Busy and disinterested, I became a phantom board member. I introduced Leonard to a potential backer and then I backed up my involvement, clucking my tongue at the list of big-money Negroes who wouldn't even give him a meeting.
Maybe it's a generation gap.
At 40, I lived through the birth and life of Rap and the splintering off of Hip Hop, just one of Rap's subcultures. Even so, I don't always understand modern Rap's orgy with them bitches Violence, Bling and Misogyny dripping in ice from African slave mines. But I know what I feel is the seductive bombast of Biggie's "Going Back to Cali," the elbow throws of Ludacris runnin' over niggas like a redneck trucker and the mellifluence of Lauryn, Posdnous, Mos and Talib.
I could've shaved a decade off the time it took me to find footing if there'd been an equivalent to Elementz when I was a kid.
As Elementz fights society's fear of Hip Hop's black penis, builds programming and garners attention, watch for a parade of councilmembers and mayoral hopefuls. And look for CityBeat to continue watching Elementz, despite being anemic on Hip Hop coverage.
Regardless, in the end Leonard, Elementz and all the people — black, white, rappers and others — who did lend support can show the city-at-large how this is done. No disrespect to the Girls and Boys Club or the YMCA, but there'll always be young people those programs won't get. Until Elementz, few programs have stood in the gap.
We've effectively ignored and then blamed black youth culture. We've pitched these youths in harm's way, driving them to corners, to hypnotize themselves with X-Boxes, to running from cops on bullshit or to just otherwise quietly wasting away.
Reaching the youths Elementz targets won't mean giving them mind-numbing minimum-wage jobs or force-feeding them the oppression of traditional education. It'll mean reaching them where they are.
And right now the youths within walking distance of 1599 Central Parkway are in the streets cuing a soundtrack that might alienate you but that makes perfect sense to them, and it sounds like Ca$h Money, Trillville, Snoop Dogg, 50 Cent and Jay-Z.
For every appropriator who merely does drive-bys on Hip Hop, there's a dozen black kids who can't shoot a basket or run a touchdown out of the ghetto. But they breathe freestyles, they've got notebooks filled with rhymes and they make beats in the studio in their heads.
Who cares who hands them a mic?

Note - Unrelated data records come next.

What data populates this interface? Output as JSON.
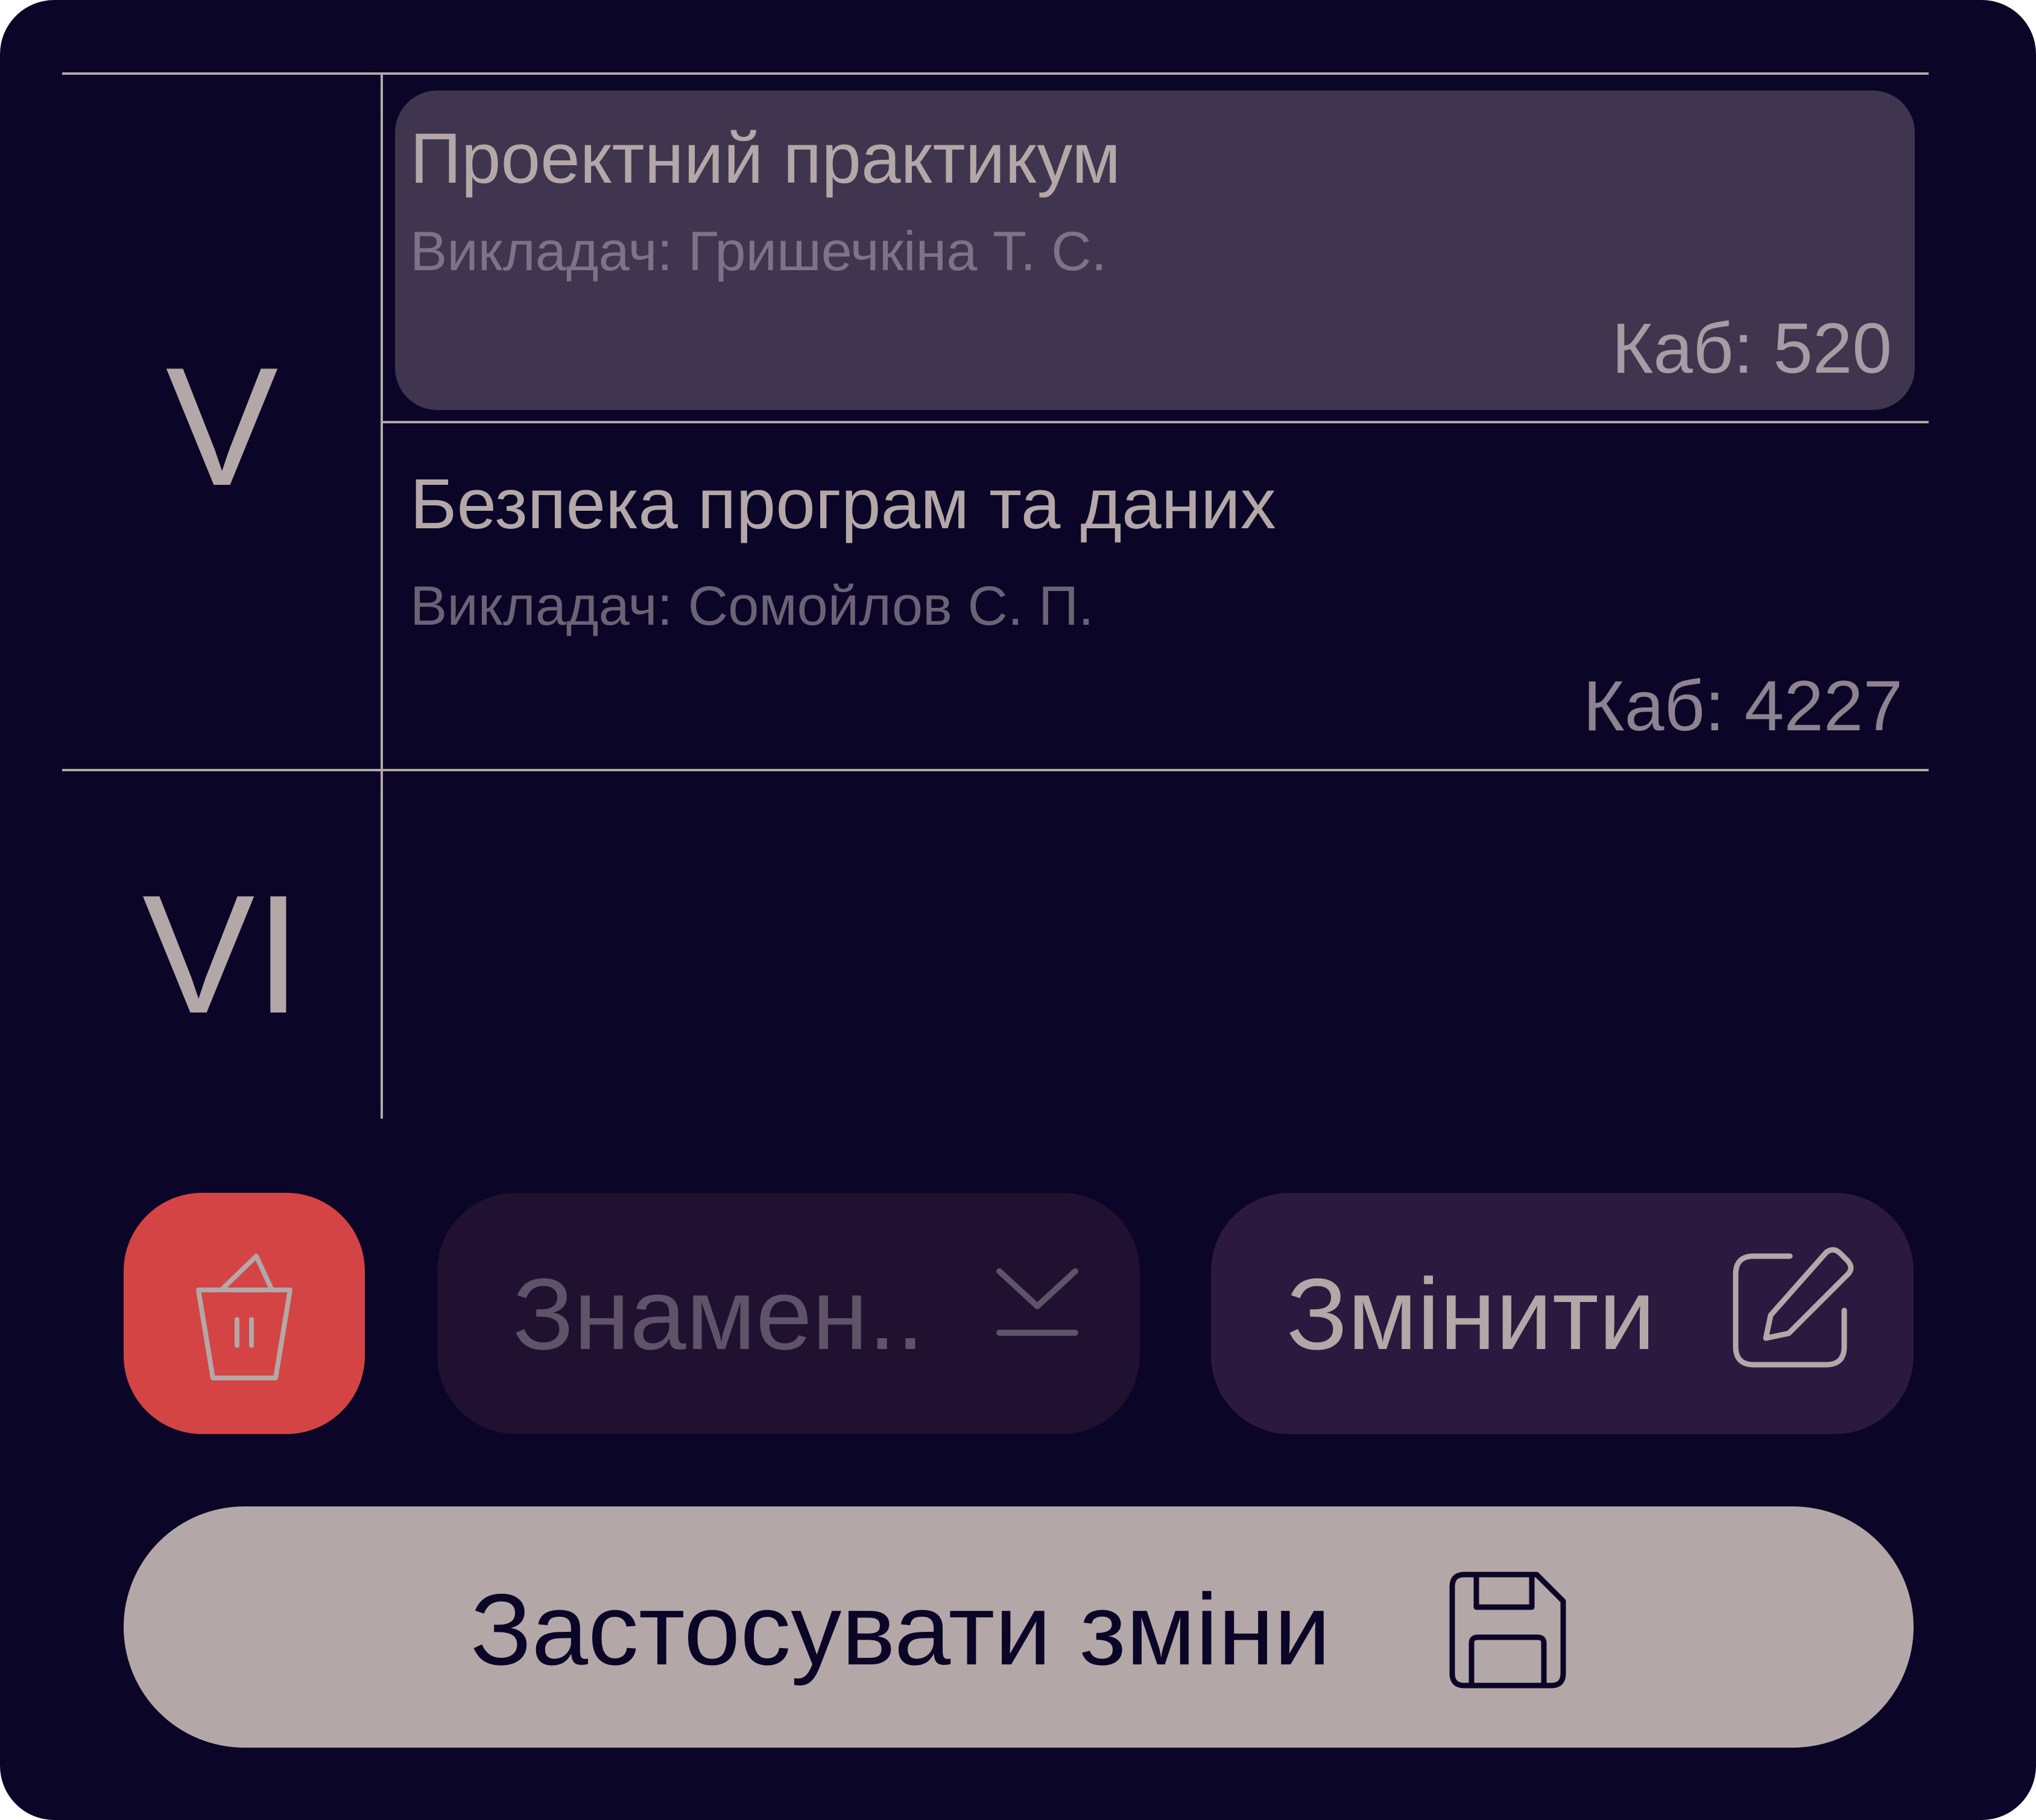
{
  "periods": [
    {
      "label": "V",
      "lessons": [
        {
          "subject": "Проектний практикум",
          "teacher": "Викладач: Гришечкіна Т. С.",
          "room": "Каб: 520",
          "selected": true
        },
        {
          "subject": "Безпека програм та даних",
          "teacher": "Викладач: Сомойлов С. П.",
          "room": "Каб: 4227",
          "selected": false
        }
      ]
    },
    {
      "label": "VI",
      "lessons": []
    }
  ],
  "actions": {
    "delete_icon": "trash-icon",
    "dropdown_label": "Знамен..",
    "dropdown_icon": "chevron-down-icon",
    "edit_label": "Змінити",
    "edit_icon": "edit-icon",
    "apply_label": "Застосувати зміни",
    "apply_icon": "save-icon"
  },
  "colors": {
    "background": "#0b0527",
    "text": "#b3a8a7",
    "selected_lesson": "#40354e",
    "delete_button": "#d54444",
    "dropdown_button": "#1f112f",
    "edit_button": "#2b193f",
    "apply_button": "#b3a8a7"
  }
}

Like Black Thought said: "You better be a true friend to 'em/ before this shit puts an end to 'em/ or give a pen to 'em/ or lock 'em in the studio with a mic/ 'cause on the real it might save his life."
Hear Kathy's commentaries on National Public Radio's All Things Considered.